In modern day research field, trial and error is considered itself a valid research procedure. This is irrespective of the fact that this process is subject to numerous errors and inaccuracies that occur during the research process. The research process takes place in two stages namely; the primary or the preliminary research and the secondary of the conclusive research. Under preliminary research, data which does not previously exist is collected from the field. “The findings from the preliminary research are used in secondary research to come up with the findings hence the results of the research” (Schwab 19).

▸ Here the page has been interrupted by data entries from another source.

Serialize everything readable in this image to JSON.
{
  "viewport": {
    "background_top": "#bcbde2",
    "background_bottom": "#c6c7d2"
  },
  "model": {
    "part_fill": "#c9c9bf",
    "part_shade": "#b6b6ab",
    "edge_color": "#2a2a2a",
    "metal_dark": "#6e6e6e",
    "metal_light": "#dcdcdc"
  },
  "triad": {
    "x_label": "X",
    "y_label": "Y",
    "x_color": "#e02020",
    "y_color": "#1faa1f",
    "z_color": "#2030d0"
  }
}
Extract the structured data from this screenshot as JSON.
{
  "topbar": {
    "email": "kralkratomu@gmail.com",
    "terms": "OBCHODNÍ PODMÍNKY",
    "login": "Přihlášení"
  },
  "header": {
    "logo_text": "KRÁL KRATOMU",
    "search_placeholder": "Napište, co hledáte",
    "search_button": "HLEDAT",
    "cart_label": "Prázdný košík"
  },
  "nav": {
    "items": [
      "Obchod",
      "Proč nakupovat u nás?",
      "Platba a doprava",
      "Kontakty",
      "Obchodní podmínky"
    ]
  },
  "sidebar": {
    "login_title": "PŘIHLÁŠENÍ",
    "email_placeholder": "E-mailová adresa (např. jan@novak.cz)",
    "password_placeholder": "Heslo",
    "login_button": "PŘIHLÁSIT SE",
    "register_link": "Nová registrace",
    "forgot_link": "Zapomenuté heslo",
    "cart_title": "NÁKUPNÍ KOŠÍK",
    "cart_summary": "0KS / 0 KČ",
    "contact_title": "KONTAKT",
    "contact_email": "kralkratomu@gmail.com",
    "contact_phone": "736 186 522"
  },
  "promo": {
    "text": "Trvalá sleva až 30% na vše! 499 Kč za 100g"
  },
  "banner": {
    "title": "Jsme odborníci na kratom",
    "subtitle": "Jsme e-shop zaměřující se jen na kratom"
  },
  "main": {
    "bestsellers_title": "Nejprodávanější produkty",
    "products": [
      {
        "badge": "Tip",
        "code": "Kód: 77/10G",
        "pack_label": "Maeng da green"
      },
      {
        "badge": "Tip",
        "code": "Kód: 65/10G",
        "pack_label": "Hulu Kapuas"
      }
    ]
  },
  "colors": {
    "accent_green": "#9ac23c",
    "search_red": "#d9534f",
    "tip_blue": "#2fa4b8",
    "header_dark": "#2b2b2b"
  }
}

According to Creswell, man is one of the creations that have an excellent mind which he uses to further his knowledge on the universe hence better his chances of survival (31). This explains why man has tried to discover almost everything that he has come across. Were it not for some of these great discoveries, life would be almost impossible and meaningless. However, research has helped man improve his life and the life of other living and non living forms. Despite the efforts that man has put in the research process, there is the question of validity and reliability of some of the findings by man. Sometimes, it is very difficult to comprehend why researchers arrive at contrasting results even when conducting a similar research. Going by this, it is clear that the research process just like any other process is open to human errors and inaccuracies that sometimes occur due to deliberate or un-deliberate omissions, personal bias and negligence during the research process.
During my masters program in business administration, I undertook a research that was aimed at establishing whether entrepreneurial qualities are essential in a business. Prior to my preliminary research, I had the perception that entrepreneurial characteristics and skills are inherent hence cannot be acquired. This perception greatly influenced the outcome of my research while at the same time put to question the validity of the results. In the course of my research, I later came to learn that some of the most successful businessmen had no prior experience in entrepreneurship but this did not hinder their success.
We undertook another institutional research to identify the role played by poverty in HIV /Aids transmission. In the course of our research, most of my colleagues were already biased taking the approach that poverty is directly related to the rate of HIV infections. This personal bias played a big role in the final submissions of our test results that also seemed to suggest the same. However during the research process, we ignored one fundamental fact that poverty may not be directly related to the rate of new HIV infections. This is because, poor people at times maybe very preoccupied with making the best out of life financially as opposed to the social aspect of life.
As observed from the above analysis, it is not possible for human to achieve perfection. The research process should not be an exemption from the above statement and hence the process cannot be perfect. This explains why as the days go by, most researchers revisit previous discoveries and either try to advance the discoveries or disregard the discoveries and instead make new discoveries that oppose the previous ones.
Creswell, J. Watson. Educational Research: Planning, Conducting, and Evaluating Quantitative and Qualitative Research. Upper Saddle River, NJ. Pearson Education, Inc.2008. Print
Schwab, Merkel. Draft Proposal: Journal for Artistic Research, Bern University of the Arts. 2009. Print